As we approach the end of World Prematurity Awareness Month, our Community Outreach teams across our Women’s Hospital Neonatal services share how they have been helping babies to return home to parents.  in it together

Pre-term and term babies that visit our Neonatal Unit are often unable to go home with parents straight after they are born because of their dependency on hospital care and equipment like oxygen therapy and feeding tubes (nasogastric tubes).  

Our clinicians have been working hard to wean sick babies off feeding ‘nasogastric’ tubes and oxygen therapy safely, through consistent monitoring, parent training, support and transitional care.  

Babies that visit our neonatal services, both term and pre-term often cannot drink milk as they are too tired to do so and need the extra support of tube feeding to aid their growth and support nutrition. Oxygen therapy is also important to help babies regain the strength needed to stay awake when being fed. Being able to wean babies off tube feeding will help parents to care for them outside of the hospital, so that they can build those important bonds and establish their own family routines and experiences with less dependency on hospital support.   

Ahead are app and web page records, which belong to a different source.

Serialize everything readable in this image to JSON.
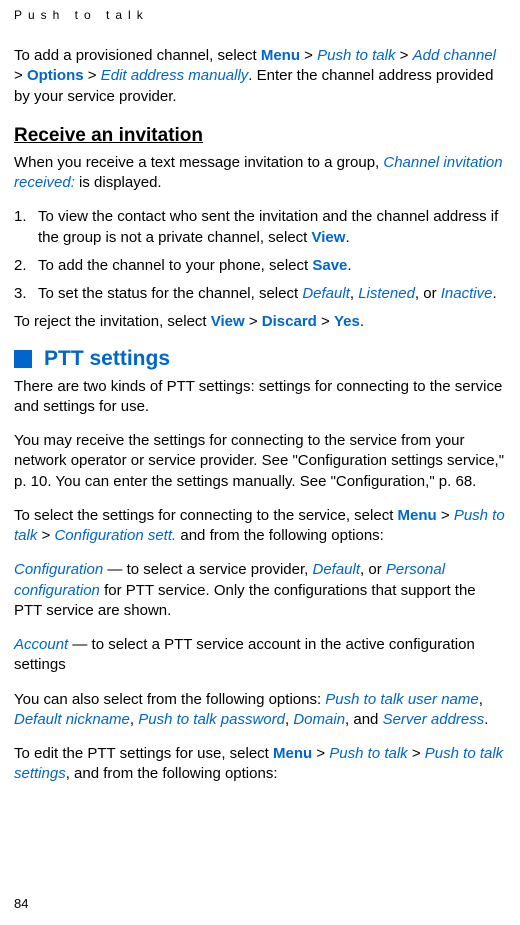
{
  "header": "Push to talk",
  "pageNumber": "84",
  "intro": {
    "t1": "To add a provisioned channel, select ",
    "menu": "Menu",
    "gt1": " > ",
    "ptt": "Push to talk",
    "gt2": " > ",
    "addchannel": "Add channel",
    "gt3": " > ",
    "options": "Options",
    "gt4": " > ",
    "editaddr": "Edit address manually",
    "t2": ". Enter the channel address provided by your service provider."
  },
  "receiveTitle": "Receive an invitation",
  "receive": {
    "p1a": "When you receive a text message invitation to a group, ",
    "p1b": "Channel invitation received:",
    "p1c": " is displayed.",
    "li1num": "1.",
    "li1a": "To view the contact who sent the invitation and the channel address if the group is not a private channel, select ",
    "li1b": "View",
    "li1c": ".",
    "li2num": "2.",
    "li2a": "To add the channel to your phone, select ",
    "li2b": "Save",
    "li2c": ".",
    "li3num": "3.",
    "li3a": "To set the status for the channel, select ",
    "li3b": "Default",
    "li3c": ", ",
    "li3d": "Listened",
    "li3e": ", or ",
    "li3f": "Inactive",
    "li3g": ".",
    "rej1": "To reject the invitation, select ",
    "rej2": "View",
    "rej3": " > ",
    "rej4": "Discard",
    "rej5": " > ",
    "rej6": "Yes",
    "rej7": "."
  },
  "pttTitle": "PTT settings",
  "ptt": {
    "p1": "There are two kinds of PTT settings: settings for connecting to the service and settings for use.",
    "p2": "You may receive the settings for connecting to the service from your network operator or service provider. See \"Configuration settings service,\" p. 10. You can enter the settings manually. See \"Configuration,\" p. 68.",
    "p3a": "To select the settings for connecting to the service, select ",
    "p3b": "Menu",
    "p3c": " > ",
    "p3d": "Push to talk",
    "p3e": " > ",
    "p3f": "Configuration sett.",
    "p3g": " and from the following options:",
    "p4a": "Configuration",
    "p4b": " — to select a service provider, ",
    "p4c": "Default",
    "p4d": ", or ",
    "p4e": "Personal configuration",
    "p4f": " for PTT service. Only the configurations that support the PTT service are shown.",
    "p5a": "Account",
    "p5b": " — to select a PTT service account in the active configuration settings",
    "p6a": "You can also select from the following options: ",
    "p6b": "Push to talk user name",
    "p6c": ", ",
    "p6d": "Default nickname",
    "p6e": ", ",
    "p6f": "Push to talk password",
    "p6g": ", ",
    "p6h": "Domain",
    "p6i": ", and ",
    "p6j": "Server address",
    "p6k": ".",
    "p7a": "To edit the PTT settings for use, select ",
    "p7b": "Menu",
    "p7c": " > ",
    "p7d": "Push to talk",
    "p7e": " > ",
    "p7f": "Push to talk settings",
    "p7g": ", and from the following options:"
  }
}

transitional care sisterOur Neonatal Outreach team continues to help support quicker discharge rates for babies that visit us by training parents on how to use nasogastric feeding tubes so that they can look after their babies from home. Parents are also being trained by the community outreach team on how to deliver home oxygen therapy to their babies at home. Every four weeks, our Community Outreach team will visit families to safely wean babies off oxygen and use of 'nasogastric’ tubes, by evaluating their progress and limiting use gradually.   

Charley Forde, Neonatal Outreach Sister from our Women’s Hospital said “Babies have been shown to feed better and thrive when returning home, outside of the hospital environment which is why it is really important to share information and training with parents on how to care for their children after being in the hospital.   


“Being a new parent is already a challenge and having a baby that has been unwell in hospital can be extremely stressful, once home this can seem incredibly hard to create your own routine outside of a hospital environment and adjust to having your baby at home. Being able to make those experiences less daunting is something that our Neonatal Community Outreach team prides itself on - reaching out to parents who can use a helping hand.” 


Once the baby’s dependency on feeding tubes lessens, they transition to full oral feeds and the tube is removed by our Neonatal Outreach Team. Baby weight and growth is monitored closely, to ensure they are getting enough nutrition. Oxygen weaning follows a similar process. Oximetry studies help to evaluate oxygen levels so that clinicians can effectively surveil the progress of a baby's health. Outside of the monthly visits for oximetry studies, our team also visits regularly with new parents and families, every week to two weeks to offer support and guidance on their transition to life at home. We adjust our input to meet the needs of our families and babies.NCOT team

Charley added, “We support the process of family-integrated care by supporting parents to continue caring for their baby in their own environment with the ongoing advice and support of our Neonatal Community Outreach Team. We want to help so many more parents have this privilege of early discharge and to reduce the amount of time that their baby spends on the Neonatal Unit at our Women’s Hospital.”  

We want to promote bonding and for parents to feel confident at home by having the advice and support of a Neonatal Community Outreach Team.   


We’d like to say thank you to our fantastic Neonatal Community Outreach team for speaking with us across the World Prematurity Awareness Month. Our lights shone ‘proudly purple’ last week at our Women’s Hospital to commemorate all of the truly inspiring and ambitious things that you do to reunite families outside of our services.